We similar language now. Lot is sitting by the gate, sees two strangers, runs to greet them, bows, welcomes them to his home, but he has to convince them, unlike Abraham’s visitors. Lot also prepares food for them, but just after dinner, the townspeople come to Lot’s door and demand he hand over the visitors, “Where are the men who visited you tonight? Bring them out so we may know them.” (Gen 19:4 ) Lot tries to talk them out of it, by offering up two of his virgin daughters to the mob. They won’t have it. The Rabbis interpret “so we may know them” as intent to commit sodomy, turn them over to the mob that intends sexual assault.
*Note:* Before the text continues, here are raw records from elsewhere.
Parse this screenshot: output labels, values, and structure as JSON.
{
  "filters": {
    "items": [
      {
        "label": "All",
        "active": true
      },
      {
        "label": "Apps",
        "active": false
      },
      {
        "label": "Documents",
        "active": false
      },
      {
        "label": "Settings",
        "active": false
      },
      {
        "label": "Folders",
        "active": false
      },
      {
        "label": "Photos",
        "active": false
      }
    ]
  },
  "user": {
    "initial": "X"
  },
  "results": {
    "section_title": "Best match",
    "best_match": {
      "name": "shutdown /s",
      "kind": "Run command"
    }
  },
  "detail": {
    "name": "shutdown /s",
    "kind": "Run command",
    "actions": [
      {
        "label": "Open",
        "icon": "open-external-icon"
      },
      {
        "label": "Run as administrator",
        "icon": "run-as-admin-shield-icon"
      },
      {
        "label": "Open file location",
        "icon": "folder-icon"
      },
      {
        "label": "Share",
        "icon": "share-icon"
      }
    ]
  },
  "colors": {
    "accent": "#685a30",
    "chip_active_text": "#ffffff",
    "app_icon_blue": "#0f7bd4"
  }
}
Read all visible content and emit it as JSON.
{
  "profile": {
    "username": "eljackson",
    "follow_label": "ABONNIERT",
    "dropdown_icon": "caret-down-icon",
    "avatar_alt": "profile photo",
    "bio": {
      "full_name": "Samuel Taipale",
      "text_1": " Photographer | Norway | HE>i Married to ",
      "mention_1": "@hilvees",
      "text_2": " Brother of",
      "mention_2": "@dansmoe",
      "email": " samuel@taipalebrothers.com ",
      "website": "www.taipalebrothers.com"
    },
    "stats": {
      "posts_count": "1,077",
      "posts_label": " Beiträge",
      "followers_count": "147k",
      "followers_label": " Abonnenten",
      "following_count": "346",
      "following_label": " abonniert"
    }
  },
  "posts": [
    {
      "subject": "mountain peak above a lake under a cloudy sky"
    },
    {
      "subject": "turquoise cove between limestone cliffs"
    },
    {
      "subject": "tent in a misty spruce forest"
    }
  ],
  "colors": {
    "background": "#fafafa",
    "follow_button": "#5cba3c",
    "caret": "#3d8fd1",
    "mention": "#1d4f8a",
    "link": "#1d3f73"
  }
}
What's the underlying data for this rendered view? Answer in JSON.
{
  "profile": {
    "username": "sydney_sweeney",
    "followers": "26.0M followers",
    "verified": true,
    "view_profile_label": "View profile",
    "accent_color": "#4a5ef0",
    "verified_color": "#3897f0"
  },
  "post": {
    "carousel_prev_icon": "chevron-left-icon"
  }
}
Finally, the two men/messengers tell Lot to take his wife and daughters and sons-in-law, and leave town, because God’s about to destroy the place. The sons-in-law don’t believe him, so Lot leaves with his younger two daughters, his wife, and heads for the hills.
God, indeed, destroys the towns. And then, after their mother turns into a pillar of salt, and believing their father is the only man left alive in the world, the daughters get their father drunk and sleep with him in turn, each becoming pregnant. Not making this up.
So we have two stories with mysterious visitors who are obviously messengers/angels. Two acts of kindness towards them…come to my home and I will feed and house you. Two prophecies fulfilled – one for a new child within the year, and two from the most forbidden of relationships.
What do we make of these parallel stories? Hospitality begins with respect and generosity, as both Lot and Abraham demonstrated. Is it the way they played out – with Lot’s believing that submitting his two young daughters to mob assault is better than abetting a homosexual assault? Sodom and Gemorrah were wicked cities, and Lot was affected. He so devalued his daughters (did they hear him offer them to the mob?) that their boundaries were gone by the time they arrived in the hills, where incest became an acceptable concept for them.
Hospitality and respect; neither can exist when one group is pitted against another, when one group is devalued or considered disposable, and another must be avoided. Lot faced violence,and rather than saying no to all of the intended violence, he tried to mollify the mob by “feeding them” vulnerable individuals, becoming no better than they and eventually falling victim to unconscious participation in the basest of acts. In an atmosphere of threat and violence, when outsiders are seen as fair game for attack, when fear of “others” is fanned to the point of violence, well…that society will be destroyed.